Tomorrow’s the day.
The hype for this game — in my little world, anyway — has been intense, and with good reason. It’s truly unlike any other game, both in construction and in scope. Nothing exists until you (or someone else) discovers it. Planets, environments, flora, fauna, it’s all built on the fly, procedurally, the moment you encounter it. Once a gamer has discovered it and uploads her findings to the “atlas,” it becomes permanent and available to all other gamers.
It’s been a long wait — more than a year, for me — but as usual, some spoonhead decided to spoil it for others.

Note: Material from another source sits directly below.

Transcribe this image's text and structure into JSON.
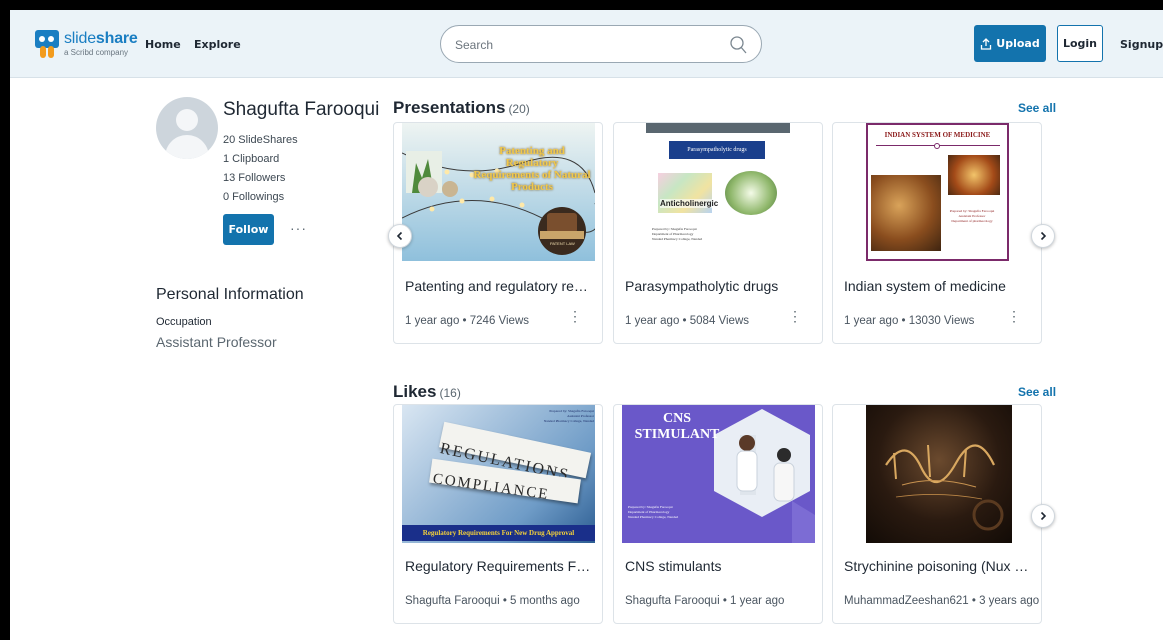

Last week, one gamer got his hands on a copy. He uploaded videos of his gaming sessions, knowingly spoiling surprises for thousands, thereby winning bragging rights as Gaming’s Biggest Douche. He also claimed that he reached the center of the galaxy — the game’s purported goal — in 30 hours. That length of play seems short, but so what? There’s always going to be some gamer whose twitch muscle response time is best measured in nanoseconds, some gamer who has more time on her hands than those of us who have families and lives, so “winning” No Man’s Sky is not part of my expectation package.
My expectations are still high, though.
I expect the game to be wholly immersive: if you see it, you can go there; no artfully placed walls or cliffs to keep you inside areas crafted by developers. I expect it to be hi-def, gorgeous, yet hearken back to the sci-fi paperback cover art of my youth; a mash-up of Paul Lehr, Eyvind Earle, and Roger Dean. I expect the gameplay to be flexible, with some activities that I can dip into for an hour or so, and others that will keep me playing all day.
Mostly, I expect this game to be something that will stay loaded on my console for years, rather than a few months. With its open universe concept, variable activity types, limited DLC money-grabs, and complete non-reliance on any PvP ThunderDome mayhem arenas, No Man’s Sky promises to be exactly what I’ve been looking for.
See you on the other side.